Bring your child to work day, every day
Hang on for a minute...we're trying to find some more stories you might like.
Many high school students leave for school in the morning and say goodbye to their parents, but for some, their parents come to school with them every day. This may seem odd to many people, but for these few students when they go to school to learn, their parents come with them to teach.
It is rather common at Neshaminy High School to have students whose parents also teach in the school. These students, may be better off having their parents work in their school. They are generally motivated to do well in school because their parents are teachers. In some ways there is pressure for these students to do well in school to live up to their parent’s standards.
“Everyone expects me to be good at really good at math whether it’s teachers or my friends,” Sarah Kelly said, a senior at Neshaminy and daughter of Janice Kelly, a math teacher here at Neshaminy “I am pretty good at math, but when I get a problem wrong and people say ‘aren’t you supposed to be good at math?’ that’s annoying. We all make mistakes.”
It is commonly depicted in movies and TV shows as a “nightmare” to have a student’s parent working in their school. Most of these shows and movies commonly forget that whether or not your parent is a teacher, they still want their children to succeed. It is similar to having parents advocate for their child at home.
“At the end of the day, the most overwhelming key to success is the positive involvement of parents,” Jane Dee Hull, former governor of Arizona, noted.
These students also seem to be more motivated to do well in school. The pressure that gets put on them pushes them to do better in school. The teachers in the school are also friends with many other teachers so there is always a set of eyes on these students.
“Having a parent in my school has had a positive effect on my education because she knows all of my teachers, and they’ll tell her if I do bad [in school],” Alex Dampman, explained, freshman at Neshaminy and son of Tara Dampman, a biology teacher here at Neshaminy.
Sometimes it seems like a bad thing to have a parent teaching in their child’s school, but these students recognize the value to having their parents being with them. They are available for help with homework, preparing for tests, and above all being a parent.

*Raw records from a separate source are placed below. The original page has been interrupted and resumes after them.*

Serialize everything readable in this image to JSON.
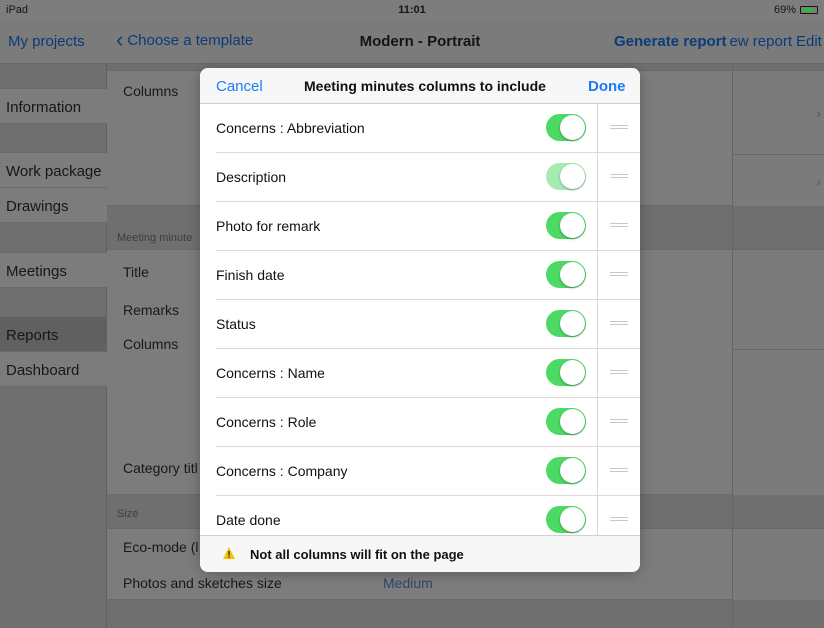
{
  "status_bar": {
    "device": "iPad",
    "time": "11:01",
    "battery": "69%"
  },
  "nav": {
    "my_projects": "My projects",
    "back_label": "Choose a template",
    "title": "Modern - Portrait",
    "generate_report": "Generate report",
    "new_report": "ew report",
    "edit": "Edit"
  },
  "sidebar": {
    "items": [
      {
        "label": "Information"
      },
      {
        "label": "Work package"
      },
      {
        "label": "Drawings"
      },
      {
        "label": "Meetings"
      },
      {
        "label": "Reports"
      },
      {
        "label": "Dashboard"
      }
    ]
  },
  "content": {
    "columns_top": "Columns",
    "section_meeting": "Meeting minute",
    "title_label": "Title",
    "remarks_label": "Remarks",
    "columns_label": "Columns",
    "category_title": "Category titl",
    "section_size": "Size",
    "eco_mode": "Eco-mode (l",
    "photos_size_label": "Photos and sketches size",
    "photos_size_value": "Medium"
  },
  "modal": {
    "cancel": "Cancel",
    "title": "Meeting minutes columns to include",
    "done": "Done",
    "rows": [
      {
        "label": "Concerns : Abbreviation",
        "enabled": true,
        "locked": false
      },
      {
        "label": "Description",
        "enabled": true,
        "locked": true
      },
      {
        "label": "Photo for remark",
        "enabled": true,
        "locked": false
      },
      {
        "label": "Finish date",
        "enabled": true,
        "locked": false
      },
      {
        "label": "Status",
        "enabled": true,
        "locked": false
      },
      {
        "label": "Concerns : Name",
        "enabled": true,
        "locked": false
      },
      {
        "label": "Concerns : Role",
        "enabled": true,
        "locked": false
      },
      {
        "label": "Concerns : Company",
        "enabled": true,
        "locked": false
      },
      {
        "label": "Date done",
        "enabled": true,
        "locked": false
      }
    ],
    "warning": "Not all columns will fit on the page"
  },
  "colors": {
    "accent": "#1a7cf5",
    "toggle_on": "#4cd964",
    "warning": "#f5c400"
  }
}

“The first year the Keystones were given to us, my mom would have me practice problems once a week for an hour, and it really helped- I scored very well,” Kelly said. “There’s no way I could’ve scored that well if I didn’t have her help. But I think it’s also important to remember that she helps with other things aside from math. She’s a teacher even when she’s not a teacher, and I think most students can say that about their parents.”